5. Oslo Vinterpark Tryvann Ski Resort — Because we traveled during the middle of winter, who wouldn’t want to hit the slopes? A half hour train ride and half-mile walk up to the resort, made for some spectacular views. We went later in the evening catching the beautiful sunsets. For those that still have their hands on their college ID, Friday is the best day to visit for discounted prices. Of course, I stayed on the bunny slopes as it was my first time skiing, only snowboarding once in the past. I always make an effort to notice the children of the country. In this case, children as young as five skied as if it were the first thing learned out of the womb. Children are so fearless!
6. Public transportation — As many European cities, public transit is based on the honor system. Be sure not to get caught by the ticket maid!
7. Syrian Refugee March — Our first night in Oslo, we were wandering the streets and ran into a march welcoming the refugees. Everyone carried torches as they chanted in the streets and listened to others soapbox in the middle of the crowd. Pretty AWESOME experience.

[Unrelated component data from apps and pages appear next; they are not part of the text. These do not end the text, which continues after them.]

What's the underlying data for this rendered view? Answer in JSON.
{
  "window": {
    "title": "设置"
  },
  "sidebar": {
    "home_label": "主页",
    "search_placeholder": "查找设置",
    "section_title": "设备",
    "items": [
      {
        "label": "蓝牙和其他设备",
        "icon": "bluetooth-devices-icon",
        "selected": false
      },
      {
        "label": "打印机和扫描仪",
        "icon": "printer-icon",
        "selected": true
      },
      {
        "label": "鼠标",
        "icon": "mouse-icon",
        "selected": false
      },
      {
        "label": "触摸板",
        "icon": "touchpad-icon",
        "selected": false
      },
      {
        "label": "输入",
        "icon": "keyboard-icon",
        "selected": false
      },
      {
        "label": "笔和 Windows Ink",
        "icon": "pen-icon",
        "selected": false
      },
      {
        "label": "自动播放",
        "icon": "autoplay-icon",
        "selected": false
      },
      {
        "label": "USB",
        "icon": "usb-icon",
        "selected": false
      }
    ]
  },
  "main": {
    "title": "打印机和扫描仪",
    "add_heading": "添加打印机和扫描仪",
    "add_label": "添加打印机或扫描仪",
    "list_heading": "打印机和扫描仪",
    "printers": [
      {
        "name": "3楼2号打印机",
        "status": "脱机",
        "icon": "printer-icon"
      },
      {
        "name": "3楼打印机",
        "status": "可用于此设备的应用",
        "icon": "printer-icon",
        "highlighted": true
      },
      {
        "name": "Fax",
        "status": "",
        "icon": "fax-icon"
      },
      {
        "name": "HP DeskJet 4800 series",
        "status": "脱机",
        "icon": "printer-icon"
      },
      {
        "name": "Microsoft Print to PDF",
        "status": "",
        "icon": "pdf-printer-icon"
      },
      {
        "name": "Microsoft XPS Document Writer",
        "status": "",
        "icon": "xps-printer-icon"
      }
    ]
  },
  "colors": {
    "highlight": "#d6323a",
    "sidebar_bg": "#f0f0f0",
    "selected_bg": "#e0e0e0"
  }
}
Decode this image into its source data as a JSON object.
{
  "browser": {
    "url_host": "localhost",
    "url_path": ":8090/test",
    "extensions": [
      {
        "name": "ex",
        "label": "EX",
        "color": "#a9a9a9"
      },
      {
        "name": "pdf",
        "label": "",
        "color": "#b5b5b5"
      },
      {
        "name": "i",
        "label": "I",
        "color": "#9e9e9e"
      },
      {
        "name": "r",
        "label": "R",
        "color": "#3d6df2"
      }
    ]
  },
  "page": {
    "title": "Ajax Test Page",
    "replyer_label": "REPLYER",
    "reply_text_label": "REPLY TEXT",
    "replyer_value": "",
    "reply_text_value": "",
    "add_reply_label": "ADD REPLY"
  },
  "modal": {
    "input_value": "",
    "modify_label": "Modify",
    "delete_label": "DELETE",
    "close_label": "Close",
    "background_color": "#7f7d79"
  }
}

8. EXPENSIVE booze! History tells us that in Scandinavia, Norway in particular, was once a country of high alcohol consumption thus the government decided to slap a crazy tax on it to diminish excessive purchasing. Just look for Vinmonopolet on sides of buildings, but be prepared to spend pretty pennies on bottom-shelf alcohol. They’re actually few and far in between.
9. Magic Ice Bar — Cold, but oh so fun! Entry was around $15 and included a signature, alcoholic beverage. We were provided large cloaks that we wore atop our winter coats. Wearing gloves, scarves and a hat wasn’t such a bad idea either. The music was great! The bar was a gallery as well, featuring many imitated ice sculptures of famous pieces of art. Most visitors stay in for a maximum of 45 minutes.

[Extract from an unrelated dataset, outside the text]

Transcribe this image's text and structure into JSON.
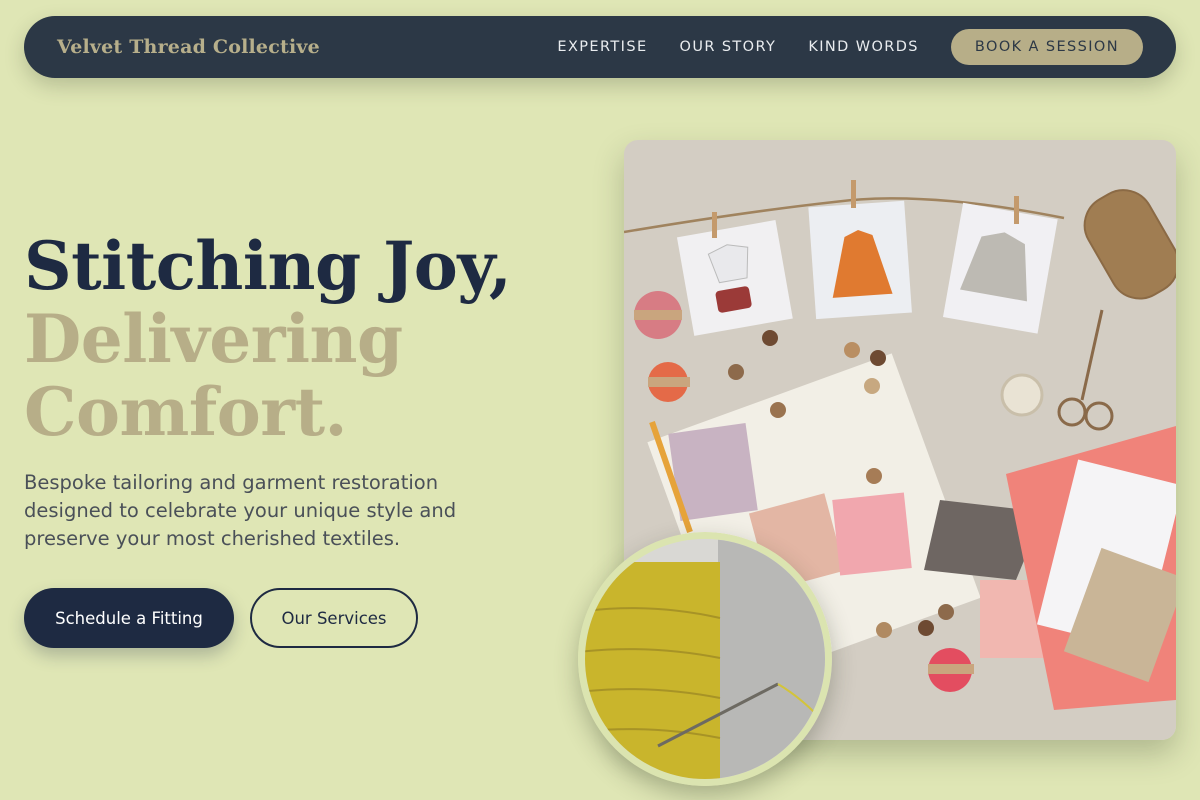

10. Oslo city pass — For museum lovers and students. The city pass is an economical way to see many of the cities attractions including using city transit. It can be bought at the airport or Reuter building downtown. Be sure to mention you’re a student!
Oslo was my first experience traveling to a country during its winter. From my photos you will notice I invested in snow boots (uggs won’t work) a coat that could endure -15 degree Fahrenheit, snow gloves and a balaclava, all necessary. The key to everyday attire was layers! Oh, and hand and feet warmers (cheap at Dicks) were our saving grace while skiing. Many prefer travel during the warmer months, but I wouldn’t have traded this experience for anything.